Entries shown START
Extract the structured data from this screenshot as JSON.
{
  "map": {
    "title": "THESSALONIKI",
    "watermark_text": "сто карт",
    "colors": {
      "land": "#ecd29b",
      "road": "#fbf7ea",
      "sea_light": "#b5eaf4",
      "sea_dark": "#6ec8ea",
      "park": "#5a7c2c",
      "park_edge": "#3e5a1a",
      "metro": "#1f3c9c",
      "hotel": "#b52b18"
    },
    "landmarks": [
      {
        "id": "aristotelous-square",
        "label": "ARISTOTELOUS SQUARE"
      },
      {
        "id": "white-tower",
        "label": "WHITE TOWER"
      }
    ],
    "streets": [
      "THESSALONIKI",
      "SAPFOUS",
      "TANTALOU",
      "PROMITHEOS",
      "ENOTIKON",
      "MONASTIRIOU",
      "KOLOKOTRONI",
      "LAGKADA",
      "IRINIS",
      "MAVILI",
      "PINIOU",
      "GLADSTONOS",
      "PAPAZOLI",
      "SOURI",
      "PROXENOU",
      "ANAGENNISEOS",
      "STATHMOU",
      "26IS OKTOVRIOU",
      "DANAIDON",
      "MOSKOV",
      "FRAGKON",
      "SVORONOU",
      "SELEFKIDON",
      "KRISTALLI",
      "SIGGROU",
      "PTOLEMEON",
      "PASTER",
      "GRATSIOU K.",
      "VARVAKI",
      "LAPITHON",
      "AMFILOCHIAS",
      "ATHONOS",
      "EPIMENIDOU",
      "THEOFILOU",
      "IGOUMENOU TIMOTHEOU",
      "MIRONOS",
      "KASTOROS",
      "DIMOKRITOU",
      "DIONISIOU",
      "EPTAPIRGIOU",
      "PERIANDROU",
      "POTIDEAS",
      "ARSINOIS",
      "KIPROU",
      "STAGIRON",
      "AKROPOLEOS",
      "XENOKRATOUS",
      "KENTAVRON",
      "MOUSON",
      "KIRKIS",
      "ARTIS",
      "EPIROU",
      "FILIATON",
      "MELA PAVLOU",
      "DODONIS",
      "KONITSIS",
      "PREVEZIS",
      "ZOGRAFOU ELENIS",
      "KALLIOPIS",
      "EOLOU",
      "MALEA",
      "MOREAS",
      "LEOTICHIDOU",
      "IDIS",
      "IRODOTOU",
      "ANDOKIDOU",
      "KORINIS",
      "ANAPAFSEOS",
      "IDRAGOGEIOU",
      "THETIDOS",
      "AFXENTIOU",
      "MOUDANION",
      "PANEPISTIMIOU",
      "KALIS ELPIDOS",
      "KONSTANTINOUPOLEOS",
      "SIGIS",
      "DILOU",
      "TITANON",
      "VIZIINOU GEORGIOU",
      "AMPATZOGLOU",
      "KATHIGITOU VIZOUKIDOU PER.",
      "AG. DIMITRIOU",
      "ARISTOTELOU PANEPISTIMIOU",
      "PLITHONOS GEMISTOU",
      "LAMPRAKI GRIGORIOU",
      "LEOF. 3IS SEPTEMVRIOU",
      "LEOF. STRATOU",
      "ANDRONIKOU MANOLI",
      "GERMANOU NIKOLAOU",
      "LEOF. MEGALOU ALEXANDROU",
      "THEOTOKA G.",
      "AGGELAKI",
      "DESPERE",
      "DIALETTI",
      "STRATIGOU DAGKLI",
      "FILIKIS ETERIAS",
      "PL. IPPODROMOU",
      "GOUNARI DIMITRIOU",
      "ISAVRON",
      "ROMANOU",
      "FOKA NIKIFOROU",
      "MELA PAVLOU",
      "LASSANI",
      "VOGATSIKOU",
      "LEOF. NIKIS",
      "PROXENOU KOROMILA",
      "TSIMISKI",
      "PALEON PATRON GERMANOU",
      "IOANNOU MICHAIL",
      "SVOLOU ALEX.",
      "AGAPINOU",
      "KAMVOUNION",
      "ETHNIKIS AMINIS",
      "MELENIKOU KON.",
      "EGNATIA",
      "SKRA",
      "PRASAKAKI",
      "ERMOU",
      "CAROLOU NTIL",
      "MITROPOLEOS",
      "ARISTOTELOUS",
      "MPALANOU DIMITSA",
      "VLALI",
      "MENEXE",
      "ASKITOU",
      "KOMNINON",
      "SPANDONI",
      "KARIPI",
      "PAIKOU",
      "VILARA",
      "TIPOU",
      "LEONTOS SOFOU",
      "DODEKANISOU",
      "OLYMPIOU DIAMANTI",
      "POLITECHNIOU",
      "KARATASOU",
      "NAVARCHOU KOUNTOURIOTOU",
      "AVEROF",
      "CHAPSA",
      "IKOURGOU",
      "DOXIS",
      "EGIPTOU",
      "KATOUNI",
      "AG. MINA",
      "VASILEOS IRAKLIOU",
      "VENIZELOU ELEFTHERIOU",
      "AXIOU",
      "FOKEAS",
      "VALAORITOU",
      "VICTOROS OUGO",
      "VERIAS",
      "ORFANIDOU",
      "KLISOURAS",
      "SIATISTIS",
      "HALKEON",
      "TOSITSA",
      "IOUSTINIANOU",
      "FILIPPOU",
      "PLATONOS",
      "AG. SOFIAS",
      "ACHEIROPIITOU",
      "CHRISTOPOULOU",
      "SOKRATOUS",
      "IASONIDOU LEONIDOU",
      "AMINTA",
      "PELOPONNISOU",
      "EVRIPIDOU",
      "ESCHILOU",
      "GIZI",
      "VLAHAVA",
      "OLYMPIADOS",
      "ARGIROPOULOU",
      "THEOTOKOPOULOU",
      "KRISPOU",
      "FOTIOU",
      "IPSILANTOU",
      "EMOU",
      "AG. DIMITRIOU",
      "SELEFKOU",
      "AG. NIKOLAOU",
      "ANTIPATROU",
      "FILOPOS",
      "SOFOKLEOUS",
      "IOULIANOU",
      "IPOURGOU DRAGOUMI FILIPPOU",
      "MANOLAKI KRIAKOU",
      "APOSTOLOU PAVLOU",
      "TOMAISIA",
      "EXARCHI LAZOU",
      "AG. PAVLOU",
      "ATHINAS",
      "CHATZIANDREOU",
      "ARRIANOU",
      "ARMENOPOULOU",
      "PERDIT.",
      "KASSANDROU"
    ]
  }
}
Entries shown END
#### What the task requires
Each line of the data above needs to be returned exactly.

#### Response to the task
Extract the structured data from this screenshot as JSON.
{
  "map": {
    "title": "THESSALONIKI",
    "watermark_text": "сто карт",
    "colors": {
      "land": "#ecd29b",
      "road": "#fbf7ea",
      "sea_light": "#b5eaf4",
      "sea_dark": "#6ec8ea",
      "park": "#5a7c2c",
      "park_edge": "#3e5a1a",
      "metro": "#1f3c9c",
      "hotel": "#b52b18"
    },
    "landmarks": [
      {
        "id": "aristotelous-square",
        "label": "ARISTOTELOUS SQUARE"
      },
      {
        "id": "white-tower",
        "label": "WHITE TOWER"
      }
    ],
    "streets": [
      "THESSALONIKI",
      "SAPFOUS",
      "TANTALOU",
      "PROMITHEOS",
      "ENOTIKON",
      "MONASTIRIOU",
      "KOLOKOTRONI",
      "LAGKADA",
      "IRINIS",
      "MAVILI",
      "PINIOU",
      "GLADSTONOS",
      "PAPAZOLI",
      "SOURI",
      "PROXENOU",
      "ANAGENNISEOS",
      "STATHMOU",
      "26IS OKTOVRIOU",
      "DANAIDON",
      "MOSKOV",
      "FRAGKON",
      "SVORONOU",
      "SELEFKIDON",
      "KRISTALLI",
      "SIGGROU",
      "PTOLEMEON",
      "PASTER",
      "GRATSIOU K.",
      "VARVAKI",
      "LAPITHON",
      "AMFILOCHIAS",
      "ATHONOS",
      "EPIMENIDOU",
      "THEOFILOU",
      "IGOUMENOU TIMOTHEOU",
      "MIRONOS",
      "KASTOROS",
      "DIMOKRITOU",
      "DIONISIOU",
      "EPTAPIRGIOU",
      "PERIANDROU",
      "POTIDEAS",
      "ARSINOIS",
      "KIPROU",
      "STAGIRON",
      "AKROPOLEOS",
      "XENOKRATOUS",
      "KENTAVRON",
      "MOUSON",
      "KIRKIS",
      "ARTIS",
      "EPIROU",
      "FILIATON",
      "MELA PAVLOU",
      "DODONIS",
      "KONITSIS",
      "PREVEZIS",
      "ZOGRAFOU ELENIS",
      "KALLIOPIS",
      "EOLOU",
      "MALEA",
      "MOREAS",
      "LEOTICHIDOU",
      "IDIS",
      "IRODOTOU",
      "ANDOKIDOU",
      "KORINIS",
      "ANAPAFSEOS",
      "IDRAGOGEIOU",
      "THETIDOS",
      "AFXENTIOU",
      "MOUDANION",
      "PANEPISTIMIOU",
      "KALIS ELPIDOS",
      "KONSTANTINOUPOLEOS",
      "SIGIS",
      "DILOU",
      "TITANON",
      "VIZIINOU GEORGIOU",
      "AMPATZOGLOU",
      "KATHIGITOU VIZOUKIDOU PER.",
      "AG. DIMITRIOU",
      "ARISTOTELOU PANEPISTIMIOU",
      "PLITHONOS GEMISTOU",
      "LAMPRAKI GRIGORIOU",
      "LEOF. 3IS SEPTEMVRIOU",
      "LEOF. STRATOU",
      "ANDRONIKOU MANOLI",
      "GERMANOU NIKOLAOU",
      "LEOF. MEGALOU ALEXANDROU",
      "THEOTOKA G.",
      "AGGELAKI",
      "DESPERE",
      "DIALETTI",
      "STRATIGOU DAGKLI",
      "FILIKIS ETERIAS",
      "PL. IPPODROMOU",
      "GOUNARI DIMITRIOU",
      "ISAVRON",
      "ROMANOU",
      "FOKA NIKIFOROU",
      "MELA PAVLOU",
      "LASSANI",
      "VOGATSIKOU",
      "LEOF. NIKIS",
      "PROXENOU KOROMILA",
      "TSIMISKI",
      "PALEON PATRON GERMANOU",
      "IOANNOU MICHAIL",
      "SVOLOU ALEX.",
      "AGAPINOU",
      "KAMVOUNION",
      "ETHNIKIS AMINIS",
      "MELENIKOU KON.",
      "EGNATIA",
      "SKRA",
      "PRASAKAKI",
      "ERMOU",
      "CAROLOU NTIL",
      "MITROPOLEOS",
      "ARISTOTELOUS",
      "MPALANOU DIMITSA",
      "VLALI",
      "MENEXE",
      "ASKITOU",
      "KOMNINON",
      "SPANDONI",
      "KARIPI",
      "PAIKOU",
      "VILARA",
      "TIPOU",
      "LEONTOS SOFOU",
      "DODEKANISOU",
      "OLYMPIOU DIAMANTI",
      "POLITECHNIOU",
      "KARATASOU",
      "NAVARCHOU KOUNTOURIOTOU",
      "AVEROF",
      "CHAPSA",
      "IKOURGOU",
      "DOXIS",
      "EGIPTOU",
      "KATOUNI",
      "AG. MINA",
      "VASILEOS IRAKLIOU",
      "VENIZELOU ELEFTHERIOU",
      "AXIOU",
      "FOKEAS",
      "VALAORITOU",
      "VICTOROS OUGO",
      "VERIAS",
      "ORFANIDOU",
      "KLISOURAS",
      "SIATISTIS",
      "HALKEON",
      "TOSITSA",
      "IOUSTINIANOU",
      "FILIPPOU",
      "PLATONOS",
      "AG. SOFIAS",
      "ACHEIROPIITOU",
      "CHRISTOPOULOU",
      "SOKRATOUS",
      "IASONIDOU LEONIDOU",
      "AMINTA",
      "PELOPONNISOU",
      "EVRIPIDOU",
      "ESCHILOU",
      "GIZI",
      "VLAHAVA",
      "OLYMPIADOS",
      "ARGIROPOULOU",
      "THEOTOKOPOULOU",
      "KRISPOU",
      "FOTIOU",
      "IPSILANTOU",
      "EMOU",
      "AG. DIMITRIOU",
      "SELEFKOU",
      "AG. NIKOLAOU",
      "ANTIPATROU",
      "FILOPOS",
      "SOFOKLEOUS",
      "IOULIANOU",
      "IPOURGOU DRAGOUMI FILIPPOU",
      "MANOLAKI KRIAKOU",
      "APOSTOLOU PAVLOU",
      "TOMAISIA",
      "EXARCHI LAZOU",
      "AG. PAVLOU",
      "ATHINAS",
      "CHATZIANDREOU",
      "ARRIANOU",
      "ARMENOPOULOU",
      "PERDIT.",
      "KASSANDROU"
    ]
  }
}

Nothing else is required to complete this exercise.